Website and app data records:
* * * * * * * * *

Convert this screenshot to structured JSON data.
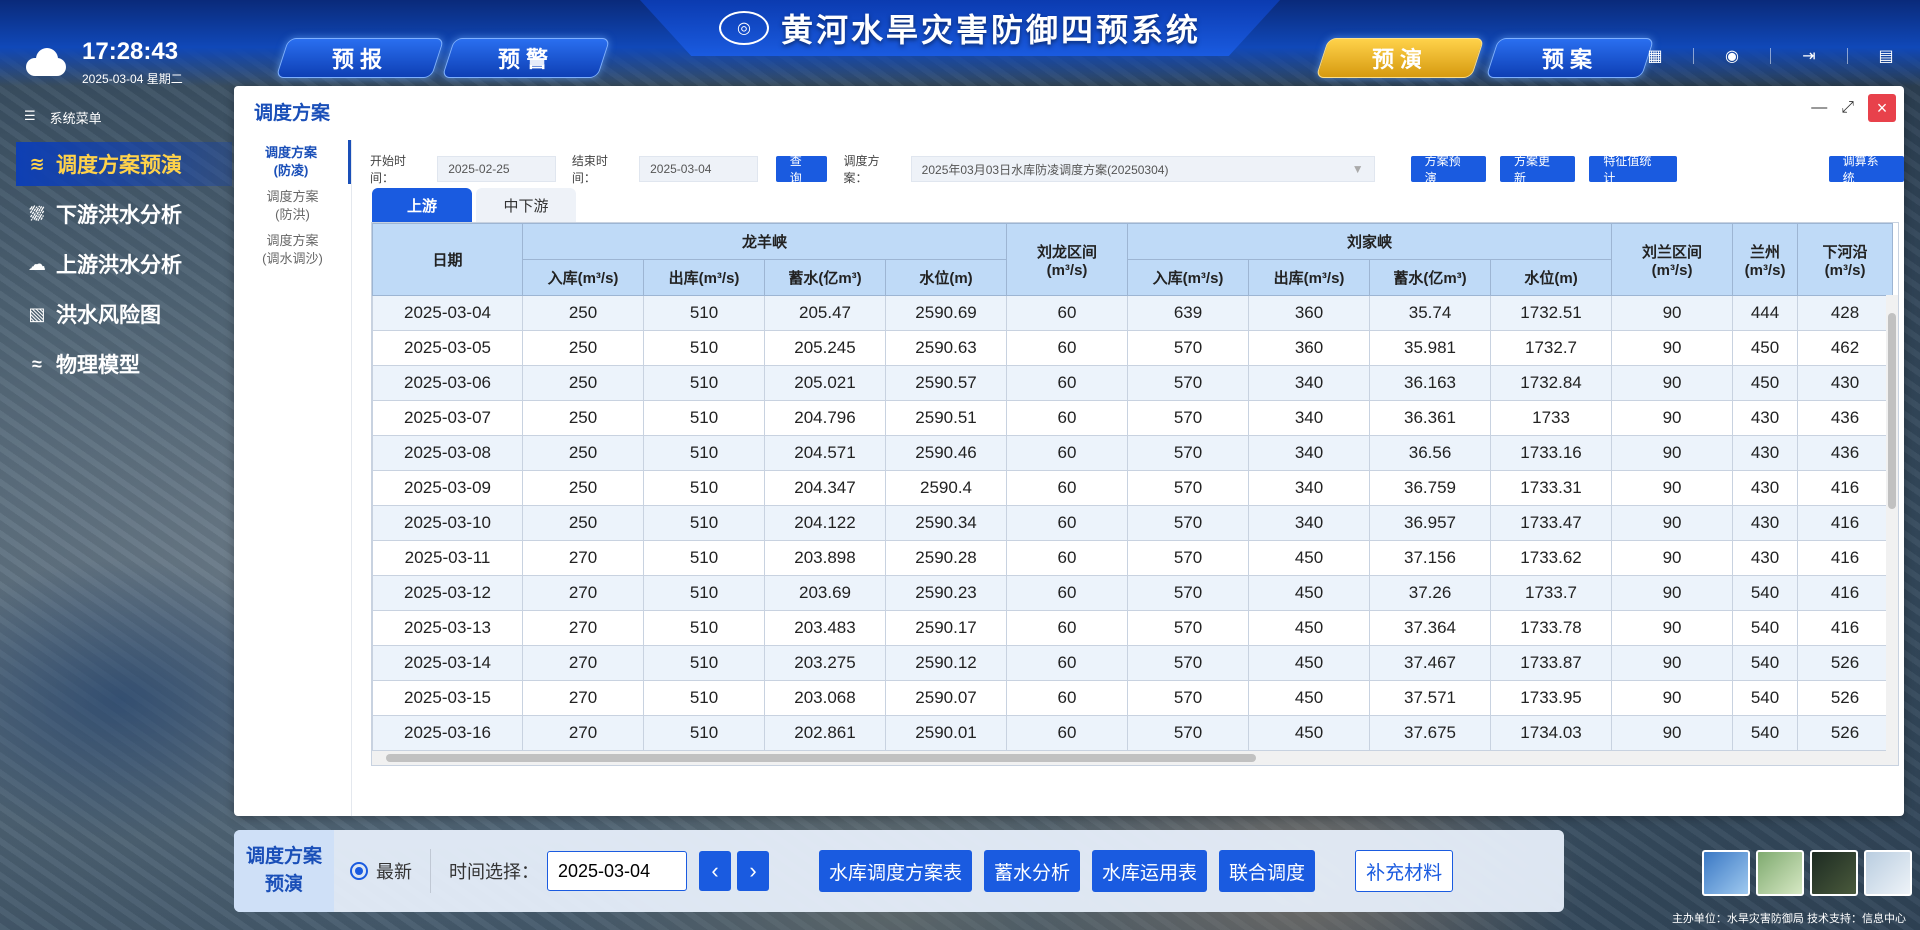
{
  "header": {
    "title": "黄河水旱灾害防御四预系统",
    "nav": [
      "预报",
      "预警",
      "预演",
      "预案"
    ],
    "active_nav": "预演"
  },
  "clock": {
    "time": "17:28:43",
    "date": "2025-03-04 星期二"
  },
  "menu": {
    "head": "系统菜单",
    "items": [
      {
        "label": "调度方案预演",
        "icon": "dispatch-icon"
      },
      {
        "label": "下游洪水分析",
        "icon": "downstream-icon"
      },
      {
        "label": "上游洪水分析",
        "icon": "upstream-icon"
      },
      {
        "label": "洪水风险图",
        "icon": "risk-map-icon"
      },
      {
        "label": "物理模型",
        "icon": "model-icon"
      }
    ]
  },
  "panel": {
    "title": "调度方案",
    "subnav": [
      {
        "l1": "调度方案",
        "l2": "(防凌)"
      },
      {
        "l1": "调度方案",
        "l2": "(防洪)"
      },
      {
        "l1": "调度方案",
        "l2": "(调水调沙)"
      }
    ],
    "filter": {
      "start_label": "开始时间：",
      "start_value": "2025-02-25",
      "end_label": "结束时间：",
      "end_value": "2025-03-04",
      "query": "查询",
      "plan_label": "调度方案：",
      "plan_value": "2025年03月03日水库防凌调度方案(20250304)",
      "btn_preview": "方案预演",
      "btn_update": "方案更新",
      "btn_stats": "特征值统计",
      "btn_calc": "调算系统"
    },
    "tabs": [
      "上游",
      "中下游"
    ],
    "headers": {
      "date": "日期",
      "g1": "龙羊峡",
      "g2": "刘家峡",
      "inflow": "入库(m³/s)",
      "outflow": "出库(m³/s)",
      "storage": "蓄水(亿m³)",
      "level": "水位(m)",
      "liulong_1": "刘龙区间",
      "liulong_2": "(m³/s)",
      "liulan_1": "刘兰区间",
      "liulan_2": "(m³/s)",
      "lanzhou_1": "兰州",
      "lanzhou_2": "(m³/s)",
      "xiaheyan_1": "下河沿",
      "xiaheyan_2": "(m³/s)"
    },
    "rows": [
      [
        "2025-03-04",
        "250",
        "510",
        "205.47",
        "2590.69",
        "60",
        "639",
        "360",
        "35.74",
        "1732.51",
        "90",
        "444",
        "428"
      ],
      [
        "2025-03-05",
        "250",
        "510",
        "205.245",
        "2590.63",
        "60",
        "570",
        "360",
        "35.981",
        "1732.7",
        "90",
        "450",
        "462"
      ],
      [
        "2025-03-06",
        "250",
        "510",
        "205.021",
        "2590.57",
        "60",
        "570",
        "340",
        "36.163",
        "1732.84",
        "90",
        "450",
        "430"
      ],
      [
        "2025-03-07",
        "250",
        "510",
        "204.796",
        "2590.51",
        "60",
        "570",
        "340",
        "36.361",
        "1733",
        "90",
        "430",
        "436"
      ],
      [
        "2025-03-08",
        "250",
        "510",
        "204.571",
        "2590.46",
        "60",
        "570",
        "340",
        "36.56",
        "1733.16",
        "90",
        "430",
        "436"
      ],
      [
        "2025-03-09",
        "250",
        "510",
        "204.347",
        "2590.4",
        "60",
        "570",
        "340",
        "36.759",
        "1733.31",
        "90",
        "430",
        "416"
      ],
      [
        "2025-03-10",
        "250",
        "510",
        "204.122",
        "2590.34",
        "60",
        "570",
        "340",
        "36.957",
        "1733.47",
        "90",
        "430",
        "416"
      ],
      [
        "2025-03-11",
        "270",
        "510",
        "203.898",
        "2590.28",
        "60",
        "570",
        "450",
        "37.156",
        "1733.62",
        "90",
        "430",
        "416"
      ],
      [
        "2025-03-12",
        "270",
        "510",
        "203.69",
        "2590.23",
        "60",
        "570",
        "450",
        "37.26",
        "1733.7",
        "90",
        "540",
        "416"
      ],
      [
        "2025-03-13",
        "270",
        "510",
        "203.483",
        "2590.17",
        "60",
        "570",
        "450",
        "37.364",
        "1733.78",
        "90",
        "540",
        "416"
      ],
      [
        "2025-03-14",
        "270",
        "510",
        "203.275",
        "2590.12",
        "60",
        "570",
        "450",
        "37.467",
        "1733.87",
        "90",
        "540",
        "526"
      ],
      [
        "2025-03-15",
        "270",
        "510",
        "203.068",
        "2590.07",
        "60",
        "570",
        "450",
        "37.571",
        "1733.95",
        "90",
        "540",
        "526"
      ],
      [
        "2025-03-16",
        "270",
        "510",
        "202.861",
        "2590.01",
        "60",
        "570",
        "450",
        "37.675",
        "1734.03",
        "90",
        "540",
        "526"
      ]
    ]
  },
  "bottom": {
    "title_1": "调度方案",
    "title_2": "预演",
    "radio": "最新",
    "time_label": "时间选择：",
    "date_value": "2025-03-04",
    "buttons": [
      "水库调度方案表",
      "蓄水分析",
      "水库运用表",
      "联合调度"
    ],
    "extra": "补充材料"
  },
  "footer": "主办单位：水旱灾害防御局 技术支持：信息中心",
  "colors": {
    "primary": "#1a5be0",
    "header_blue": "#0a2a7a",
    "active_gold": "#ffd24a"
  }
}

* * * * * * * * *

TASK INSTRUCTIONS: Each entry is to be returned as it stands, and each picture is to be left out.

WRITTEN SOLUTION:
Convert this screenshot to structured JSON data.
{
  "header": {
    "title": "黄河水旱灾害防御四预系统",
    "nav": [
      "预报",
      "预警",
      "预演",
      "预案"
    ],
    "active_nav": "预演"
  },
  "clock": {
    "time": "17:28:43",
    "date": "2025-03-04 星期二"
  },
  "menu": {
    "head": "系统菜单",
    "items": [
      {
        "label": "调度方案预演",
        "icon": "dispatch-icon"
      },
      {
        "label": "下游洪水分析",
        "icon": "downstream-icon"
      },
      {
        "label": "上游洪水分析",
        "icon": "upstream-icon"
      },
      {
        "label": "洪水风险图",
        "icon": "risk-map-icon"
      },
      {
        "label": "物理模型",
        "icon": "model-icon"
      }
    ]
  },
  "panel": {
    "title": "调度方案",
    "subnav": [
      {
        "l1": "调度方案",
        "l2": "(防凌)"
      },
      {
        "l1": "调度方案",
        "l2": "(防洪)"
      },
      {
        "l1": "调度方案",
        "l2": "(调水调沙)"
      }
    ],
    "filter": {
      "start_label": "开始时间：",
      "start_value": "2025-02-25",
      "end_label": "结束时间：",
      "end_value": "2025-03-04",
      "query": "查询",
      "plan_label": "调度方案：",
      "plan_value": "2025年03月03日水库防凌调度方案(20250304)",
      "btn_preview": "方案预演",
      "btn_update": "方案更新",
      "btn_stats": "特征值统计",
      "btn_calc": "调算系统"
    },
    "tabs": [
      "上游",
      "中下游"
    ],
    "headers": {
      "date": "日期",
      "g1": "龙羊峡",
      "g2": "刘家峡",
      "inflow": "入库(m³/s)",
      "outflow": "出库(m³/s)",
      "storage": "蓄水(亿m³)",
      "level": "水位(m)",
      "liulong_1": "刘龙区间",
      "liulong_2": "(m³/s)",
      "liulan_1": "刘兰区间",
      "liulan_2": "(m³/s)",
      "lanzhou_1": "兰州",
      "lanzhou_2": "(m³/s)",
      "xiaheyan_1": "下河沿",
      "xiaheyan_2": "(m³/s)"
    },
    "rows": [
      [
        "2025-03-04",
        "250",
        "510",
        "205.47",
        "2590.69",
        "60",
        "639",
        "360",
        "35.74",
        "1732.51",
        "90",
        "444",
        "428"
      ],
      [
        "2025-03-05",
        "250",
        "510",
        "205.245",
        "2590.63",
        "60",
        "570",
        "360",
        "35.981",
        "1732.7",
        "90",
        "450",
        "462"
      ],
      [
        "2025-03-06",
        "250",
        "510",
        "205.021",
        "2590.57",
        "60",
        "570",
        "340",
        "36.163",
        "1732.84",
        "90",
        "450",
        "430"
      ],
      [
        "2025-03-07",
        "250",
        "510",
        "204.796",
        "2590.51",
        "60",
        "570",
        "340",
        "36.361",
        "1733",
        "90",
        "430",
        "436"
      ],
      [
        "2025-03-08",
        "250",
        "510",
        "204.571",
        "2590.46",
        "60",
        "570",
        "340",
        "36.56",
        "1733.16",
        "90",
        "430",
        "436"
      ],
      [
        "2025-03-09",
        "250",
        "510",
        "204.347",
        "2590.4",
        "60",
        "570",
        "340",
        "36.759",
        "1733.31",
        "90",
        "430",
        "416"
      ],
      [
        "2025-03-10",
        "250",
        "510",
        "204.122",
        "2590.34",
        "60",
        "570",
        "340",
        "36.957",
        "1733.47",
        "90",
        "430",
        "416"
      ],
      [
        "2025-03-11",
        "270",
        "510",
        "203.898",
        "2590.28",
        "60",
        "570",
        "450",
        "37.156",
        "1733.62",
        "90",
        "430",
        "416"
      ],
      [
        "2025-03-12",
        "270",
        "510",
        "203.69",
        "2590.23",
        "60",
        "570",
        "450",
        "37.26",
        "1733.7",
        "90",
        "540",
        "416"
      ],
      [
        "2025-03-13",
        "270",
        "510",
        "203.483",
        "2590.17",
        "60",
        "570",
        "450",
        "37.364",
        "1733.78",
        "90",
        "540",
        "416"
      ],
      [
        "2025-03-14",
        "270",
        "510",
        "203.275",
        "2590.12",
        "60",
        "570",
        "450",
        "37.467",
        "1733.87",
        "90",
        "540",
        "526"
      ],
      [
        "2025-03-15",
        "270",
        "510",
        "203.068",
        "2590.07",
        "60",
        "570",
        "450",
        "37.571",
        "1733.95",
        "90",
        "540",
        "526"
      ],
      [
        "2025-03-16",
        "270",
        "510",
        "202.861",
        "2590.01",
        "60",
        "570",
        "450",
        "37.675",
        "1734.03",
        "90",
        "540",
        "526"
      ]
    ]
  },
  "bottom": {
    "title_1": "调度方案",
    "title_2": "预演",
    "radio": "最新",
    "time_label": "时间选择：",
    "date_value": "2025-03-04",
    "buttons": [
      "水库调度方案表",
      "蓄水分析",
      "水库运用表",
      "联合调度"
    ],
    "extra": "补充材料"
  },
  "footer": "主办单位：水旱灾害防御局 技术支持：信息中心",
  "colors": {
    "primary": "#1a5be0",
    "header_blue": "#0a2a7a",
    "active_gold": "#ffd24a"
  }
}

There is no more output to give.